• PROBLEM STATEMENT: Work through the entries below and show every line in which "desktop" is found.

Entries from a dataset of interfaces
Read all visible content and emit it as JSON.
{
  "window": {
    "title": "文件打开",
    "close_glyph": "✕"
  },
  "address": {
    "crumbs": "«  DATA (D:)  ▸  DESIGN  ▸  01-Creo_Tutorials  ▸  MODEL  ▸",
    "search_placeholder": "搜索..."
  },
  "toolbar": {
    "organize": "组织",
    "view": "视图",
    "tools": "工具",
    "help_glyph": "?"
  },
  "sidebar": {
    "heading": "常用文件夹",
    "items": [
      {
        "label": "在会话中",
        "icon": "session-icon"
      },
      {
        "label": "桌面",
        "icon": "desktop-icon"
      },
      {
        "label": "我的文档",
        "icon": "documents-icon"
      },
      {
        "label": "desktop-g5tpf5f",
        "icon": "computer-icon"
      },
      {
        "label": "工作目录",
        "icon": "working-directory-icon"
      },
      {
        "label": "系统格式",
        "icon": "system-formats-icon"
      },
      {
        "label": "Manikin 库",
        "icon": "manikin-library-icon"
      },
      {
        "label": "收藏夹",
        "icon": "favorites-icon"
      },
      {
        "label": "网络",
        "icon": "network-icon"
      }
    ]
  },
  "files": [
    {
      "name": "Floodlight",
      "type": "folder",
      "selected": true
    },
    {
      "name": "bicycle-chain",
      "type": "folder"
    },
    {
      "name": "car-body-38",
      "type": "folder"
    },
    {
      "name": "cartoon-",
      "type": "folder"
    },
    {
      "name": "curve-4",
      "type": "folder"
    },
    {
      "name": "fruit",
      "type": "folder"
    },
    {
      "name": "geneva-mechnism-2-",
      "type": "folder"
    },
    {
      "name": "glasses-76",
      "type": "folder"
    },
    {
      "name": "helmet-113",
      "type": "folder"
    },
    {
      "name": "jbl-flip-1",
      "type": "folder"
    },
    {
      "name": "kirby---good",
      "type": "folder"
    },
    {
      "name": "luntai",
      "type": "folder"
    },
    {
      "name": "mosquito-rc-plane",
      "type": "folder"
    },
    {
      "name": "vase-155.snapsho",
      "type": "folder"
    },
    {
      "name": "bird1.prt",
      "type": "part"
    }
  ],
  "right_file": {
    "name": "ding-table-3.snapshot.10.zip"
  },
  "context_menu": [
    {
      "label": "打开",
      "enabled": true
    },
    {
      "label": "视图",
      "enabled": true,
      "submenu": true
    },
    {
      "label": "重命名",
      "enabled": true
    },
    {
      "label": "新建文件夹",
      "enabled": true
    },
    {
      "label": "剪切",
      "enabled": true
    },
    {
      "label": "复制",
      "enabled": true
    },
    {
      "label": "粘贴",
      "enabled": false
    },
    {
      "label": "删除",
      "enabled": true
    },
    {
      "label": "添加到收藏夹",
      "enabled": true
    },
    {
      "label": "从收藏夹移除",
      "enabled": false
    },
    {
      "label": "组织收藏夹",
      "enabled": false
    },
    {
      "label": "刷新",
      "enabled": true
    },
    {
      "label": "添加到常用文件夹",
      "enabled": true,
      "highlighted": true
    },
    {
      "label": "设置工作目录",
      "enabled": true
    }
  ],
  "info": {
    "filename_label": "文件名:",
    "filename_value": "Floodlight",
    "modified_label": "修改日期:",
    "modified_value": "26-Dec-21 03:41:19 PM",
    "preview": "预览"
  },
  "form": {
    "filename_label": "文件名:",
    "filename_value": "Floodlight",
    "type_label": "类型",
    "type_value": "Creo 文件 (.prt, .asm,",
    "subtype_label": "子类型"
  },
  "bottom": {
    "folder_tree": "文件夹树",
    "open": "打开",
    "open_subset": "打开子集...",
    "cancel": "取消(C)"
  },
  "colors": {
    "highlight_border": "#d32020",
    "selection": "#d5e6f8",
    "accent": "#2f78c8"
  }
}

• TASK ANSWER:
        "icon": "desktop-icon"
        "label": "desktop-g5tpf5f",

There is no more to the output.